Each ancient Aztec weapon was unique, used for a specific purpose - Aztec warfare was a highly organized, complex affair, steeped in ritual and tradition. We know quite a bit about some of the weapons that were used by the Aztecs, though it appears much of the history has been lost. Manuel Aguilar-Moreno writes:
One finds a repetition of the most important weapons in historical sources, while other weapons receive minimal mention in only a few scattered documents. This suggests that other, less commonly known arms may be forgotten.
So we'll look at the ones that we do know a little about, and briefly discuss each ancient Aztec weapon.
Perhaps the best known ancient Aztec weapon is the maquahuitl (macahuitl). This is sometimes compared to the sword, and it was a powerful, close contact weapon. Like the European sword, they came in two varieties - one handed and two handed. Made from wood (usually oak), they were about 3-4" wide and 3-4' long. The two handed versions might be slightly wider and as tall as a person. Embedded in the edges was obsidian (volcanic stone) or flint.
The maquahuitls were incredibly strong, and the Spanish claimed they could chop the head off a horse with one blow. They were sharp and the Aztecs knew how to use them. They could not thrust like a sword, and so they lent themselves to a different type of warfare.
The picture of a maquahuitl is from The Book of the Sword by Richard Burton. Most likely the maquahuitl usually had simpler grips.
The maquahuitl could be used as a club, but other types of clubs were used. The cuauhololli was a mace made of wood with a ball at the end. It could be used to smash and crush. Various other types of clubs were commonly used, sometimes just made of wood, other times with embedded stone as the maquahuitl.
Another common ancient Aztec weapon was the spear. They were extremely sharp, and sometimes over 7 feet long. They didn't have a small point as many spears you may be familiar with, but a blade a foot wide made of smaller stone blades. Theses spears were known to pierce the Spanish armour, and were sharp enough that the warriors could use them to shave. They are called tepoztopilli. Spears were used in Mexico long before the Aztec empire.
The atlatl was a spear throwing device, for longer distance combat. This ancient aztec weapon is described on The World Atlatl Association website:

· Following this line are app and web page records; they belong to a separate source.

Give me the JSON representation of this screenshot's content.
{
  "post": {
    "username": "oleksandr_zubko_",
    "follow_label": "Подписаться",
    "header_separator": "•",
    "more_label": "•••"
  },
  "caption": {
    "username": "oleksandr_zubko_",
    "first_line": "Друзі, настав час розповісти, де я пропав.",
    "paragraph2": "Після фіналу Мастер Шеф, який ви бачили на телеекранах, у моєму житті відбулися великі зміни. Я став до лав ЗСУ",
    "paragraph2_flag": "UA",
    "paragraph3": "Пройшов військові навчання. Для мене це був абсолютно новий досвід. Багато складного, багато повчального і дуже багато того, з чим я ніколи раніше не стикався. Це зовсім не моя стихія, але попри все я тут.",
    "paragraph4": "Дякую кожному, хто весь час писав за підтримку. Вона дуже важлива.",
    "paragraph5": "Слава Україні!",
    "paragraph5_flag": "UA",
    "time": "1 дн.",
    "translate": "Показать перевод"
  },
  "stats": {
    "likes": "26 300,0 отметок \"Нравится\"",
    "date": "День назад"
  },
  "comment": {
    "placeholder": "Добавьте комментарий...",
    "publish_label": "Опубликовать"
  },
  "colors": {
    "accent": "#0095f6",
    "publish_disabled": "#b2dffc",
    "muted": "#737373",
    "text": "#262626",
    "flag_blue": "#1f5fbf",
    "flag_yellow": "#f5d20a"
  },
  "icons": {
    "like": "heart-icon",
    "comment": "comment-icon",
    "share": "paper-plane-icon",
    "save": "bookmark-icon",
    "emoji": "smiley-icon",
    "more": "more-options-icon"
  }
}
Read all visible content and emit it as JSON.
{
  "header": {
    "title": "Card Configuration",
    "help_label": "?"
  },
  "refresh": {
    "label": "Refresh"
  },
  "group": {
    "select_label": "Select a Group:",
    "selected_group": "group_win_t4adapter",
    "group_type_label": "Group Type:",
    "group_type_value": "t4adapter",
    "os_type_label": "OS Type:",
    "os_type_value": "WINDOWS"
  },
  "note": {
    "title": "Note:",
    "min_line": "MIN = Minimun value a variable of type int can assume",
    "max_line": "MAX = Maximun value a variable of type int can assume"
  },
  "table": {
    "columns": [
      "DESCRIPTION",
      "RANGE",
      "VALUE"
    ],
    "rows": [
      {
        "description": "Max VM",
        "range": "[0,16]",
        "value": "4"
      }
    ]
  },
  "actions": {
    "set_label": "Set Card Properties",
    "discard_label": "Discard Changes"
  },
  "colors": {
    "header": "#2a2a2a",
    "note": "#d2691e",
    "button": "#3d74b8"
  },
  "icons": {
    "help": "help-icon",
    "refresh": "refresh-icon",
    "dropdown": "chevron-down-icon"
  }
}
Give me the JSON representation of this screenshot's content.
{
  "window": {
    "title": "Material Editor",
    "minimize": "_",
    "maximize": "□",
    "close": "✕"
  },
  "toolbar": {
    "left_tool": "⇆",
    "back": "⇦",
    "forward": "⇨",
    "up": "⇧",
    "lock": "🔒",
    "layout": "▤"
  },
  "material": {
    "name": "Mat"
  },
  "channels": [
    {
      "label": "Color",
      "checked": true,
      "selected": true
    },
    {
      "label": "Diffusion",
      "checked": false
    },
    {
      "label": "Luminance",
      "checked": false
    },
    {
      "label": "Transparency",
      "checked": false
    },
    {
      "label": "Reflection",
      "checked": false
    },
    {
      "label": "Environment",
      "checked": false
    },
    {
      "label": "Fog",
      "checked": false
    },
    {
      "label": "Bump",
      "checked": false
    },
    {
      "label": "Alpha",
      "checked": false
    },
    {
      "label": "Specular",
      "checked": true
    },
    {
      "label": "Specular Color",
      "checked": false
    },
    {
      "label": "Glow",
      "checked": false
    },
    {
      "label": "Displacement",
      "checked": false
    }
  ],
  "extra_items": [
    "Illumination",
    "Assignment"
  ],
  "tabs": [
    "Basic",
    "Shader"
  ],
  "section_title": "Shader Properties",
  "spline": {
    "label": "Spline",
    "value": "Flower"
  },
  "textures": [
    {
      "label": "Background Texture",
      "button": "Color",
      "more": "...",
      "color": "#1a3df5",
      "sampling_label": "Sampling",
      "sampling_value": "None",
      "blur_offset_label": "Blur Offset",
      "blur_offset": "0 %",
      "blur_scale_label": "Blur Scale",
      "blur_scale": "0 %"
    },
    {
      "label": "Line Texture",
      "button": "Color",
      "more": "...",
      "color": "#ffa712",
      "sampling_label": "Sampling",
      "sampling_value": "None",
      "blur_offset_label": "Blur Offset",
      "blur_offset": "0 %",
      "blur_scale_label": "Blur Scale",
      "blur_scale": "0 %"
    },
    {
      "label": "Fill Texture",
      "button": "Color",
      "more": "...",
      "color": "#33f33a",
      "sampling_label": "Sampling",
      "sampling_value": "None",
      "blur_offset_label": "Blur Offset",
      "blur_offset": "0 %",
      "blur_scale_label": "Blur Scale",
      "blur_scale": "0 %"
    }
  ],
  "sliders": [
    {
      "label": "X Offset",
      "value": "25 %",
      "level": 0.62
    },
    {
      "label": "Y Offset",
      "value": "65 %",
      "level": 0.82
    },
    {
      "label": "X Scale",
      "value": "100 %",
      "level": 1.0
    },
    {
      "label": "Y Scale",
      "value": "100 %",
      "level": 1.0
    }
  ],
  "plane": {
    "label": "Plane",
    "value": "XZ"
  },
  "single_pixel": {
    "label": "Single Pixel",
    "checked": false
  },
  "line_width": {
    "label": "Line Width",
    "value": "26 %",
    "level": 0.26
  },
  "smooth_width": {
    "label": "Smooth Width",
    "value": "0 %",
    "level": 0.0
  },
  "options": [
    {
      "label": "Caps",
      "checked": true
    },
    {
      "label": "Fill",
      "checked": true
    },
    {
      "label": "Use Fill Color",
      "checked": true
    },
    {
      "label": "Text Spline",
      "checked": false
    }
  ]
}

An atlatl is essentially a stick with a handle on one end and a hook or socket that engages a light spear or "dart" on the other. The flipping motion of the atlatl propels a light spear much faster and farther than it could be thrown by hand alone.
As you can see, the atlatl was used in other parts of the world and is still used today. The Aztec artists often drew the gods with atlatls in their hands. Darts were used made from oak, single pointed with obsidian, flint, or even copper or bone. The propelled darts tended to be more powerful than arrows.
Atlatls often had a symbolic significance, and some were made with great artistry. One was given to Hernan Cortes by Motecuhzoma II.
Bows, known as tlahuitolli, were common as well. The bows were 5 feet long, and the arrows (yaomime) were pointed with flint, bone or obsidian, and kept in a quiver (mixiquipilli). As with all their weapons, the Aztecs were very skilled in using the bow and arrow. It is believed that the arrows could fly 450 feet or more.
Another devastating ancient Aztec weapon, the sling was made with fibers from the maguey plant (latin agave americana). The slings (tematlatl) were used to send stones flying toward the enemy. They were thrown so powerfully and accurately, that they could do significant damage to a soldier in full metal armour.
The Aztec warrior didn't just pick up stones on the battlefield - they would be prepared ahead of time, carefully shaped. It is believed that the stones could be thrown farther than the arrows could be shot - perhaps over 650 feet.